By Jeff Hansen
The University of Alabama at Birmingham will be part of a $40 million, landmark study of Parkinson's disease, a neurodegenerative disorder that affects more than 1 million Americans.
The study is modeled after the recent breakthrough study of Alzheimer's disease that has discovered ways to diagnose Alzheimer's early, using brain scans or tests of spinal fluid.
Both the Alzheimer's study and the upcoming Parkinson's study share an approach that turns traditional biomedical science on its head.
Usually, individual researchers or biomedical companies hoard their findings until they can publish papers or apply for patents.
The $70 million Alzheimer's study did the opposite -- clinical researchers immediately shared all the data publicly (while keeping names of patients private). The information was available to anyone with a computer around the world.
And the results, with diagnostic tests and multiple studies to test potential drugs in just six years, have already exceeded anything the researchers had imagined. This prompted the Michael J. Fox Foundation for Parkinson's Research to back a similar study of Parkinson's disease.
The Parkinson's effort at UAB and 17 other medical centers across the United States and Europe will be a five-year observational study, in contrast to studies that test new drugs or treatments.
Volunteers who were recently found to have Parkinson's will make repeated clinic visits for three to five years. They will give samples of blood, urine, cerebral-spinal fluid and DNA. They will get imaging scans of their brains, and will be tested for motor, neuropsychiatric and cognitive function.
The goal is to find so-called biomarkers for Parkinson's disease. A biomarker is a substance or characteristic in your body that can either show the presence of disease, or show changes over time as the disease progresses.
A common biomarker example is PSA, the measurable protein in the blood that increases with prostate cancer in men.
Parkinson's disease has no known biomarkers. Finding them would allow better diagnosis, and also give researchers a way to measure effectiveness of possible treatments for Parkinson's.

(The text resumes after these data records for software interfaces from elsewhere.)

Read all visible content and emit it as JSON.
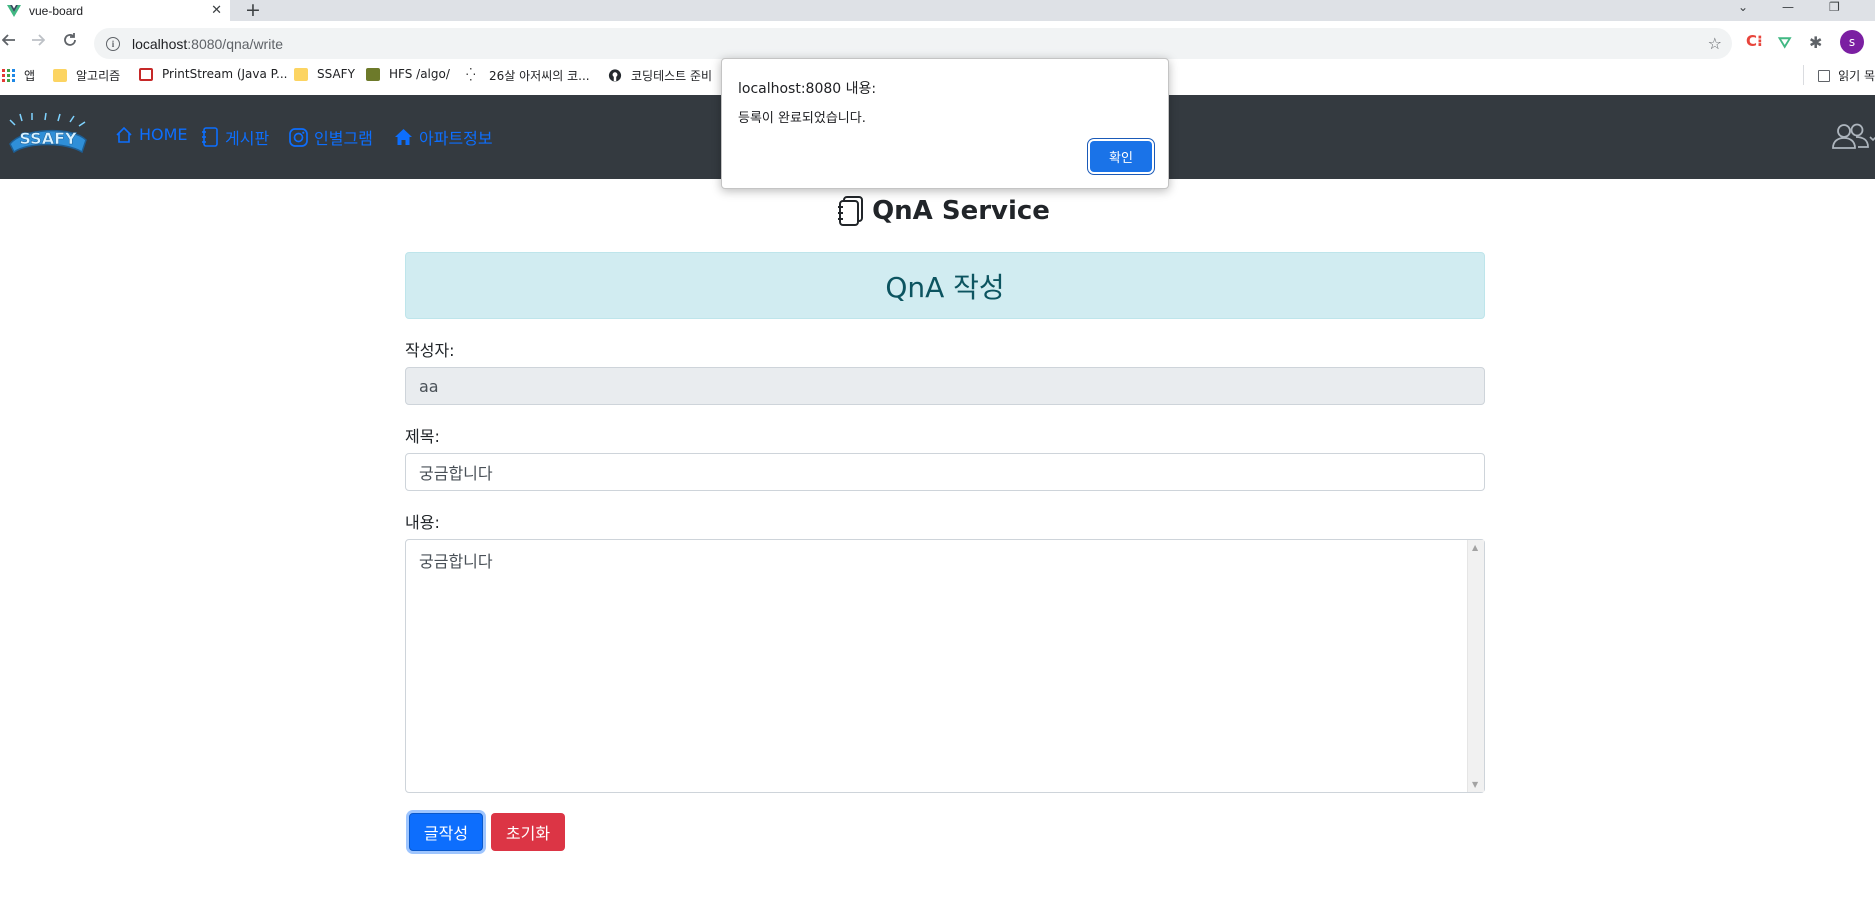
{
  "browser": {
    "tab_title": "vue-board",
    "tab_close": "✕",
    "new_tab": "+",
    "url_host": "localhost",
    "url_path": ":8080/qna/write",
    "window_controls": [
      "⌄",
      "—",
      "❐"
    ],
    "profile_initial": "s",
    "ext_icons": [
      "C⁝",
      "⛛",
      "✱"
    ],
    "bookmarks": [
      "앱",
      "알고리즘",
      "PrintStream (Java P...",
      "SSAFY",
      "HFS /algo/",
      "26살 아저씨의 코...",
      "코딩테스트 준비"
    ],
    "reading_list": "읽기 목"
  },
  "nav": {
    "items": [
      "HOME",
      "게시판",
      "인별그램",
      "아파트정보"
    ]
  },
  "page": {
    "title": "QnA Service",
    "banner": "QnA 작성",
    "author_label": "작성자:",
    "author_value": "aa",
    "subject_label": "제목:",
    "subject_value": "궁금합니다",
    "content_label": "내용:",
    "content_value": "궁금합니다",
    "submit_button": "글작성",
    "reset_button": "초기화"
  },
  "dialog": {
    "title": "localhost:8080 내용:",
    "message": "등록이 완료되었습니다.",
    "ok_button": "확인"
  },
  "colors": {
    "navbar_bg": "#343a40",
    "nav_link": "#0d6efd",
    "banner_bg": "#d1ecf1",
    "banner_text": "#0c5460",
    "primary": "#0d6efd",
    "danger": "#dc3545",
    "dialog_button": "#1a73e8"
  }
}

"We're after the biomarker," said Dr. David Standaert, a UAB neurologist and principal investigator in the study. He said biomarkers would be valuable to measure risk of getting the disease, for definite diagnosis and to monitor how fast the disease progresses.
UAB plans to enroll 20 early-stage Parkinson's disease patients and 10 others who do not have the disease to serve as controls. Overall, the study plans to enroll 400 Parkinson's patients and 200 controls.
The study at UAB will require volunteers who are willing to give up a lot of time to try to help research into this poorly understood, debilitating disease, the origins of which are largely unknown. Its chronic, degenerative course causes movement disorders.
"It will take people who are altruistic," Standaert said. "They will have to do it because they are willing to make a commitment."
George Andrews of Mountain Brook shows the benefit a biomarker can bring. When he developed prostate cancer 11 years ago, his PSA test caught it early.
But with no test for Parkinson's disease, he had no idea he would get the disease. It appeared in 2007 during his morning drive to work.
"The top was down; my arm was resting on the window, and it was a pretty spring day," he said. "All at once, my thumb started twitching."
That was the exact symptom his mother had when she first showed signs of the disease.
"If you had early detection, there are things you could do," said Andrews, who promotes Parkinson's support groups and other efforts by the Parkinson's Association of Alabama across the state. "Now that I'm retired, one of my main things is to fight this disease in every way I can."
"I hate this disease," he said. "I saw my mother die of it. I had to spoon-feed her the last three years of her life."
To learn more about the Parkinson's study at UAB, contact site coordinator Stephanie Guthrie at 205-996-4033, 1-877-836-8108, or email@example.com.